Data items:
* * * * *

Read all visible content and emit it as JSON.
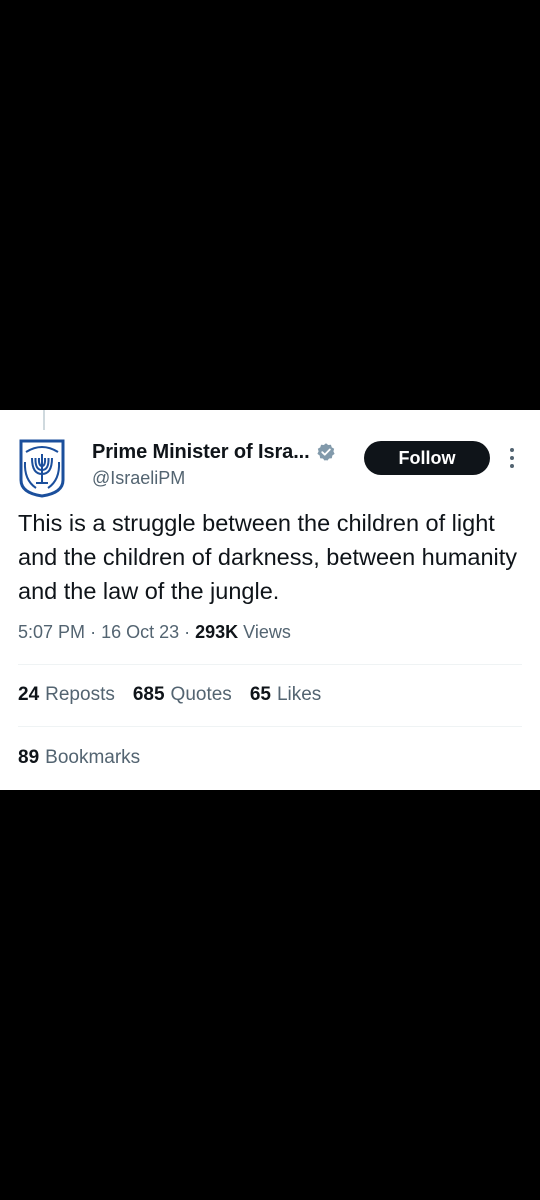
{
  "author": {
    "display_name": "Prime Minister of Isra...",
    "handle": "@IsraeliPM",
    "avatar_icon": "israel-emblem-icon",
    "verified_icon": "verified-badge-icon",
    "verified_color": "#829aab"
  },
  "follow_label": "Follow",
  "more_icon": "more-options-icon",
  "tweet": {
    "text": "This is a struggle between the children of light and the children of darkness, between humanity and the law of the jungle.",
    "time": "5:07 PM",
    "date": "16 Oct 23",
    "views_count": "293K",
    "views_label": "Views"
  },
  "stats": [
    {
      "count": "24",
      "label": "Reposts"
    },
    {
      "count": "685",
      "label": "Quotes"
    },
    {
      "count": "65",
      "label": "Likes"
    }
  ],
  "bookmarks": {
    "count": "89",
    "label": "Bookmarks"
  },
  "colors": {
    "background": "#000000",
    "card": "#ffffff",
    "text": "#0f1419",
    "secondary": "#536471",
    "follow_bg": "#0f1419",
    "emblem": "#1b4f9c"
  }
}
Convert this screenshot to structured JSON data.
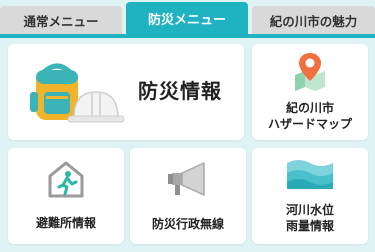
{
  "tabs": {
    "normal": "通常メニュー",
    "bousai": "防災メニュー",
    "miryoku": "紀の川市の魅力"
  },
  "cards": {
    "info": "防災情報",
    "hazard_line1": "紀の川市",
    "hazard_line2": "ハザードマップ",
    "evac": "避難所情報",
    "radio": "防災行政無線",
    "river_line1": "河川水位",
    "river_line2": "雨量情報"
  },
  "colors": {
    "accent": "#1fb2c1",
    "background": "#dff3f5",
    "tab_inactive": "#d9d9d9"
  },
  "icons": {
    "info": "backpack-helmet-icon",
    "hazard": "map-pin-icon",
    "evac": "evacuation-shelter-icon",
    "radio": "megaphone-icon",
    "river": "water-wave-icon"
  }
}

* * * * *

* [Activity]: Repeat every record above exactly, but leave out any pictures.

* [Response for this exercise]:
Read all visible content and emit it as JSON.
{
  "author": {
    "display_name": "Prime Minister of Isra...",
    "handle": "@IsraeliPM",
    "avatar_icon": "israel-emblem-icon",
    "verified_icon": "verified-badge-icon",
    "verified_color": "#829aab"
  },
  "follow_label": "Follow",
  "more_icon": "more-options-icon",
  "tweet": {
    "text": "This is a struggle between the children of light and the children of darkness, between humanity and the law of the jungle.",
    "time": "5:07 PM",
    "date": "16 Oct 23",
    "views_count": "293K",
    "views_label": "Views"
  },
  "stats": [
    {
      "count": "24",
      "label": "Reposts"
    },
    {
      "count": "685",
      "label": "Quotes"
    },
    {
      "count": "65",
      "label": "Likes"
    }
  ],
  "bookmarks": {
    "count": "89",
    "label": "Bookmarks"
  },
  "colors": {
    "background": "#000000",
    "card": "#ffffff",
    "text": "#0f1419",
    "secondary": "#536471",
    "follow_bg": "#0f1419",
    "emblem": "#1b4f9c"
  }
}
Convert this screenshot to structured JSON data.
{
  "tabs": {
    "normal": "通常メニュー",
    "bousai": "防災メニュー",
    "miryoku": "紀の川市の魅力"
  },
  "cards": {
    "info": "防災情報",
    "hazard_line1": "紀の川市",
    "hazard_line2": "ハザードマップ",
    "evac": "避難所情報",
    "radio": "防災行政無線",
    "river_line1": "河川水位",
    "river_line2": "雨量情報"
  },
  "colors": {
    "accent": "#1fb2c1",
    "background": "#dff3f5",
    "tab_inactive": "#d9d9d9"
  },
  "icons": {
    "info": "backpack-helmet-icon",
    "hazard": "map-pin-icon",
    "evac": "evacuation-shelter-icon",
    "radio": "megaphone-icon",
    "river": "water-wave-icon"
  }
}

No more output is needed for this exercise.